Nearly 200 people representing 85 different companies, organizations and educational institutions gathered at the University of Southern Maine in Portland in September for the BioME (Bioscience Association of Maine) annual conference.
The theme of this year’s conference was building the ecosystem for Maine’s life science economy. Panel discussions included building career pathways for Maine bioscience talent, starting as young as middle school. Kate Howell, from Educate Maine, unveiled the new Mobile Learning Lab which will launch in February of 2024. BioME is a lead sponsor of the lab, funded by over $1 million in federal, state and private funds. It will travel to schools throughout Maine and offer students a hands-on, immersive science experience and introduce them to life science careers in Maine.
“The Mobile Learning Lab will engage students in the life sciences to prepare more learners to enter the workforce and funnel them into the many career opportunities available to them right here in Maine,” said Kate Howell, director of workforce partnerships for Educate Maine.
Other talks centered on the need for more investment in research and development to put Maine on par with other New England states. Maine lawmakers are considering a bill (LD 416) to authorize a 100 million general fund bond issue for research and development in life sciences. Attendees were encouraged to engage with their local lawmakers in support of the legislation.

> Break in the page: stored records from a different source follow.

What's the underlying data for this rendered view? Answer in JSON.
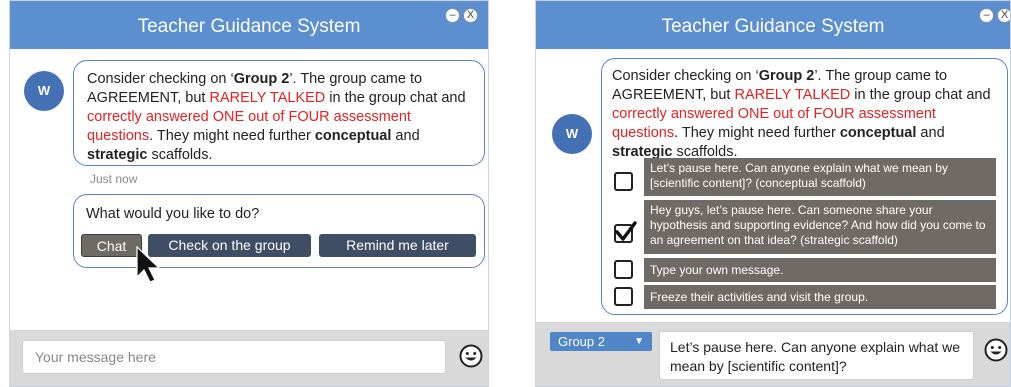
{
  "left": {
    "title": "Teacher Guidance System",
    "window_controls": {
      "minimize": "–",
      "close": "X"
    },
    "avatar_initial": "W",
    "message": {
      "p1": "Consider checking on ",
      "quote_open": "‘",
      "group": "Group 2",
      "p2": "’. The group came to AGREEMENT, but ",
      "rarely": "RARELY TALKED",
      "p3": " in the group chat and ",
      "correct": "correctly answered ONE out of FOUR assessment questions",
      "p4": ". They might need further ",
      "conceptual": "conceptual",
      "p5": " and ",
      "strategic": "strategic",
      "p6": " scaffolds."
    },
    "timestamp": "Just now",
    "prompt": "What would you like to do?",
    "buttons": {
      "chat": "Chat",
      "check": "Check on the group",
      "remind": "Remind me later"
    },
    "input_placeholder": "Your message here"
  },
  "right": {
    "title": "Teacher Guidance System",
    "window_controls": {
      "minimize": "–",
      "close": "X"
    },
    "avatar_initial": "W",
    "message": {
      "p1": "Consider checking on ",
      "quote_open": "‘",
      "group": "Group 2",
      "p2": "’. The group came to AGREEMENT, but ",
      "rarely": "RARELY TALKED",
      "p3": " in the group chat and ",
      "correct": "correctly answered ONE out of FOUR assessment questions",
      "p4": ". They might need further ",
      "conceptual": "conceptual",
      "p5": " and ",
      "strategic": "strategic",
      "p6": " scaffolds."
    },
    "options": [
      {
        "text": "Let’s pause here. Can anyone explain what we mean by [scientific content]? (conceptual scaffold)",
        "checked": false
      },
      {
        "text": "Hey guys, let’s pause here. Can someone share your hypothesis and supporting evidence? And how did you come to an agreement on that idea? (strategic scaffold)",
        "checked": true
      },
      {
        "text": "Type your own message.",
        "checked": false
      },
      {
        "text": "Freeze their activities and visit the group.",
        "checked": false
      }
    ],
    "group_select": "Group 2",
    "composed_message": "Let’s pause here. Can anyone explain what we mean by [scientific content]?"
  },
  "colors": {
    "titlebar": "#5b8fcf",
    "alert_red": "#e02323",
    "option_bg": "#6f6a66",
    "button_bg": "#3f4e64",
    "avatar": "#4470b4"
  },
  "icons": [
    "minimize-icon",
    "close-icon",
    "cursor-arrow-icon",
    "checkmark-icon",
    "smiley-icon",
    "dropdown-caret-icon"
  ]
}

The conference also highlighted BioME’s efforts to strengthen collaboration among organizations that support Maine’s life sciences economy, including attending the BIO International Convention in Boston last June as a united group that included BioME, The Roux Institute at Northeastern University, FocusMaine, Maine Department of Economic and Community Development and Maine International Trade Center.
Maine is home to 484 life science organizations that provide nearly 10,000 jobs in sectors including pharmaceutical and medicine manufacturing, medical diagnostic laboratories and scientific research and development. The conference highlighted the need to make sure Maine can provide the workforce and business climate companies need to grow and to encourage more to choose Maine as their home.
With a life science job growth of 42% in the past five years, life sciences has significantly outpaced job growth in all industries in Maine. BioME wants to keep up that momentum.
Agnieszka Carpenter is executive director at Bioscience Association of Maine.